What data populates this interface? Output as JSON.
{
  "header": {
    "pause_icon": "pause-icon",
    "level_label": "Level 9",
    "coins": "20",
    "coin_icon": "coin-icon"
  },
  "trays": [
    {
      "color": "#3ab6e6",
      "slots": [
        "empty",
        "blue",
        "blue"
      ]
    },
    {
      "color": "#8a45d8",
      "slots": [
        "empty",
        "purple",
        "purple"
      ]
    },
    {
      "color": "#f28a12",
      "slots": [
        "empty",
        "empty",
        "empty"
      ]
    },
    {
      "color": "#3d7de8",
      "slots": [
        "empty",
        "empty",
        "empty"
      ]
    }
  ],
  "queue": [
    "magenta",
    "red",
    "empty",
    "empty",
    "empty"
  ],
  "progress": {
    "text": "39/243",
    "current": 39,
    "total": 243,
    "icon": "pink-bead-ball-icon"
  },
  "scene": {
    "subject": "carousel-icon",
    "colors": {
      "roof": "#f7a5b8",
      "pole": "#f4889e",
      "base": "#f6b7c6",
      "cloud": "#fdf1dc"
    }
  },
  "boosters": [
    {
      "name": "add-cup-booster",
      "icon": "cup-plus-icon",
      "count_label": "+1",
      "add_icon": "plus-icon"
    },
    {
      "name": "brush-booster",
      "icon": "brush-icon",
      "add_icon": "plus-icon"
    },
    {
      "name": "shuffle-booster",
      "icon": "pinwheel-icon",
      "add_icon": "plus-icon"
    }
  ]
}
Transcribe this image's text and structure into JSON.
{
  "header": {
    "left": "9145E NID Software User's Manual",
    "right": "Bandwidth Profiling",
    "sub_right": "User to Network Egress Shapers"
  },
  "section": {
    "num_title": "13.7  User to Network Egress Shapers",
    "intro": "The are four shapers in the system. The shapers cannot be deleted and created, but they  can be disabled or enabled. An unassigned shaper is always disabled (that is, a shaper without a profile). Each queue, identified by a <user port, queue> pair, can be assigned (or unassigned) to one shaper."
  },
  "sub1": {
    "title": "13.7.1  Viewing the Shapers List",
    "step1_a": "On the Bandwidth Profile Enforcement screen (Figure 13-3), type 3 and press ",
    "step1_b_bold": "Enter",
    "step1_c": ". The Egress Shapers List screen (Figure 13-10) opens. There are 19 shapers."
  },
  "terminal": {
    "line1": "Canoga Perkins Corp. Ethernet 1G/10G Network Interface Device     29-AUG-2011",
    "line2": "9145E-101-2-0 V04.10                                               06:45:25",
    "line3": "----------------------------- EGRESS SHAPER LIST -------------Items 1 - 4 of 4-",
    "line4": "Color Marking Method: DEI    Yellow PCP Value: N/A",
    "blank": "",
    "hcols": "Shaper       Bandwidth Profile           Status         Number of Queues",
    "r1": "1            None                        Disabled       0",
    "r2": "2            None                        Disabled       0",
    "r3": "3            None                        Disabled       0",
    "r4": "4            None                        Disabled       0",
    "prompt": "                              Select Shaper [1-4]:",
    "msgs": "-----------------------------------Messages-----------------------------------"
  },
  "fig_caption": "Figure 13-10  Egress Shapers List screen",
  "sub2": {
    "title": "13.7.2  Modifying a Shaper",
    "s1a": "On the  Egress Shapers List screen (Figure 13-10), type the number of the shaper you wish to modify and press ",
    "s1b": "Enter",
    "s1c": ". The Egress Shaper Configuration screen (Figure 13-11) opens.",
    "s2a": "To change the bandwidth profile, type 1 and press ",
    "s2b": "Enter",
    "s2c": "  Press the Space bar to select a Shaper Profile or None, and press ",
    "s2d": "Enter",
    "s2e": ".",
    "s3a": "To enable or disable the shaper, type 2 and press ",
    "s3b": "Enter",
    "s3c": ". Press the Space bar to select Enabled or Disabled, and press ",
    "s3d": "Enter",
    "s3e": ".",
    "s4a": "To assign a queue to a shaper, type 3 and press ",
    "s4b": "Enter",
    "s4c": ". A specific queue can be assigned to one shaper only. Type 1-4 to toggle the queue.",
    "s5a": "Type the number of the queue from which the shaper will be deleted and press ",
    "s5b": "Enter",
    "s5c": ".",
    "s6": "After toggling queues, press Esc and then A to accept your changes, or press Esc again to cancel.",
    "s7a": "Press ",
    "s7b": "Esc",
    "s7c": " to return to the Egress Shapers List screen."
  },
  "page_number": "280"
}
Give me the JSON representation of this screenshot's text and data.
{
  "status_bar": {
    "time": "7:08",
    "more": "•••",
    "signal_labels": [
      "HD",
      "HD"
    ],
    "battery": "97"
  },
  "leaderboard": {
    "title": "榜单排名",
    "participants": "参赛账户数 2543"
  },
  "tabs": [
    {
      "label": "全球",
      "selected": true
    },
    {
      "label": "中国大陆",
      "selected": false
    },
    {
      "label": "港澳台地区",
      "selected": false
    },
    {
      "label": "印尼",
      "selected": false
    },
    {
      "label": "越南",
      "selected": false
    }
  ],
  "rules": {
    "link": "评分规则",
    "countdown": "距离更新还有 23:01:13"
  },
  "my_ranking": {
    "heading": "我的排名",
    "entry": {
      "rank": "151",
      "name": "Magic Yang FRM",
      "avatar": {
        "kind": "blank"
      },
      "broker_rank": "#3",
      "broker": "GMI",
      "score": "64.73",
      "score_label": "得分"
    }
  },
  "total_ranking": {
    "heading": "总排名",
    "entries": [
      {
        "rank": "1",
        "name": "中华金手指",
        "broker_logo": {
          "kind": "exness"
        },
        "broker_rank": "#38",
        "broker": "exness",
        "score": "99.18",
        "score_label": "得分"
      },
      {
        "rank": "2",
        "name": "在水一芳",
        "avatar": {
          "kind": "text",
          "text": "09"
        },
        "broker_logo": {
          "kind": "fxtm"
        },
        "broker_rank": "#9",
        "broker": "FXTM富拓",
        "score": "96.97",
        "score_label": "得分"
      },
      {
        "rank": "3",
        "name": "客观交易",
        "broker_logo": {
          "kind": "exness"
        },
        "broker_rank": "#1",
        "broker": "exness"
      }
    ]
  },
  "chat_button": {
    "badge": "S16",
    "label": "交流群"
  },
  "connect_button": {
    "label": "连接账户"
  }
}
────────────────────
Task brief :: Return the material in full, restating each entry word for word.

Answer to this problem ::
What data populates this interface? Output as JSON.
{
  "header": {
    "pause_icon": "pause-icon",
    "level_label": "Level 9",
    "coins": "20",
    "coin_icon": "coin-icon"
  },
  "trays": [
    {
      "color": "#3ab6e6",
      "slots": [
        "empty",
        "blue",
        "blue"
      ]
    },
    {
      "color": "#8a45d8",
      "slots": [
        "empty",
        "purple",
        "purple"
      ]
    },
    {
      "color": "#f28a12",
      "slots": [
        "empty",
        "empty",
        "empty"
      ]
    },
    {
      "color": "#3d7de8",
      "slots": [
        "empty",
        "empty",
        "empty"
      ]
    }
  ],
  "queue": [
    "magenta",
    "red",
    "empty",
    "empty",
    "empty"
  ],
  "progress": {
    "text": "39/243",
    "current": 39,
    "total": 243,
    "icon": "pink-bead-ball-icon"
  },
  "scene": {
    "subject": "carousel-icon",
    "colors": {
      "roof": "#f7a5b8",
      "pole": "#f4889e",
      "base": "#f6b7c6",
      "cloud": "#fdf1dc"
    }
  },
  "boosters": [
    {
      "name": "add-cup-booster",
      "icon": "cup-plus-icon",
      "count_label": "+1",
      "add_icon": "plus-icon"
    },
    {
      "name": "brush-booster",
      "icon": "brush-icon",
      "add_icon": "plus-icon"
    },
    {
      "name": "shuffle-booster",
      "icon": "pinwheel-icon",
      "add_icon": "plus-icon"
    }
  ]
}
Transcribe this image's text and structure into JSON.
{
  "header": {
    "left": "9145E NID Software User's Manual",
    "right": "Bandwidth Profiling",
    "sub_right": "User to Network Egress Shapers"
  },
  "section": {
    "num_title": "13.7  User to Network Egress Shapers",
    "intro": "The are four shapers in the system. The shapers cannot be deleted and created, but they  can be disabled or enabled. An unassigned shaper is always disabled (that is, a shaper without a profile). Each queue, identified by a <user port, queue> pair, can be assigned (or unassigned) to one shaper."
  },
  "sub1": {
    "title": "13.7.1  Viewing the Shapers List",
    "step1_a": "On the Bandwidth Profile Enforcement screen (Figure 13-3), type 3 and press ",
    "step1_b_bold": "Enter",
    "step1_c": ". The Egress Shapers List screen (Figure 13-10) opens. There are 19 shapers."
  },
  "terminal": {
    "line1": "Canoga Perkins Corp. Ethernet 1G/10G Network Interface Device     29-AUG-2011",
    "line2": "9145E-101-2-0 V04.10                                               06:45:25",
    "line3": "----------------------------- EGRESS SHAPER LIST -------------Items 1 - 4 of 4-",
    "line4": "Color Marking Method: DEI    Yellow PCP Value: N/A",
    "blank": "",
    "hcols": "Shaper       Bandwidth Profile           Status         Number of Queues",
    "r1": "1            None                        Disabled       0",
    "r2": "2            None                        Disabled       0",
    "r3": "3            None                        Disabled       0",
    "r4": "4            None                        Disabled       0",
    "prompt": "                              Select Shaper [1-4]:",
    "msgs": "-----------------------------------Messages-----------------------------------"
  },
  "fig_caption": "Figure 13-10  Egress Shapers List screen",
  "sub2": {
    "title": "13.7.2  Modifying a Shaper",
    "s1a": "On the  Egress Shapers List screen (Figure 13-10), type the number of the shaper you wish to modify and press ",
    "s1b": "Enter",
    "s1c": ". The Egress Shaper Configuration screen (Figure 13-11) opens.",
    "s2a": "To change the bandwidth profile, type 1 and press ",
    "s2b": "Enter",
    "s2c": "  Press the Space bar to select a Shaper Profile or None, and press ",
    "s2d": "Enter",
    "s2e": ".",
    "s3a": "To enable or disable the shaper, type 2 and press ",
    "s3b": "Enter",
    "s3c": ". Press the Space bar to select Enabled or Disabled, and press ",
    "s3d": "Enter",
    "s3e": ".",
    "s4a": "To assign a queue to a shaper, type 3 and press ",
    "s4b": "Enter",
    "s4c": ". A specific queue can be assigned to one shaper only. Type 1-4 to toggle the queue.",
    "s5a": "Type the number of the queue from which the shaper will be deleted and press ",
    "s5b": "Enter",
    "s5c": ".",
    "s6": "After toggling queues, press Esc and then A to accept your changes, or press Esc again to cancel.",
    "s7a": "Press ",
    "s7b": "Esc",
    "s7c": " to return to the Egress Shapers List screen."
  },
  "page_number": "280"
}
Give me the JSON representation of this screenshot's text and data.
{
  "status_bar": {
    "time": "7:08",
    "more": "•••",
    "signal_labels": [
      "HD",
      "HD"
    ],
    "battery": "97"
  },
  "leaderboard": {
    "title": "榜单排名",
    "participants": "参赛账户数 2543"
  },
  "tabs": [
    {
      "label": "全球",
      "selected": true
    },
    {
      "label": "中国大陆",
      "selected": false
    },
    {
      "label": "港澳台地区",
      "selected": false
    },
    {
      "label": "印尼",
      "selected": false
    },
    {
      "label": "越南",
      "selected": false
    }
  ],
  "rules": {
    "link": "评分规则",
    "countdown": "距离更新还有 23:01:13"
  },
  "my_ranking": {
    "heading": "我的排名",
    "entry": {
      "rank": "151",
      "name": "Magic Yang FRM",
      "avatar": {
        "kind": "blank"
      },
      "broker_rank": "#3",
      "broker": "GMI",
      "score": "64.73",
      "score_label": "得分"
    }
  },
  "total_ranking": {
    "heading": "总排名",
    "entries": [
      {
        "rank": "1",
        "name": "中华金手指",
        "broker_logo": {
          "kind": "exness"
        },
        "broker_rank": "#38",
        "broker": "exness",
        "score": "99.18",
        "score_label": "得分"
      },
      {
        "rank": "2",
        "name": "在水一芳",
        "avatar": {
          "kind": "text",
          "text": "09"
        },
        "broker_logo": {
          "kind": "fxtm"
        },
        "broker_rank": "#9",
        "broker": "FXTM富拓",
        "score": "96.97",
        "score_label": "得分"
      },
      {
        "rank": "3",
        "name": "客观交易",
        "broker_logo": {
          "kind": "exness"
        },
        "broker_rank": "#1",
        "broker": "exness"
      }
    ]
  },
  "chat_button": {
    "badge": "S16",
    "label": "交流群"
  },
  "connect_button": {
    "label": "连接账户"
  }
}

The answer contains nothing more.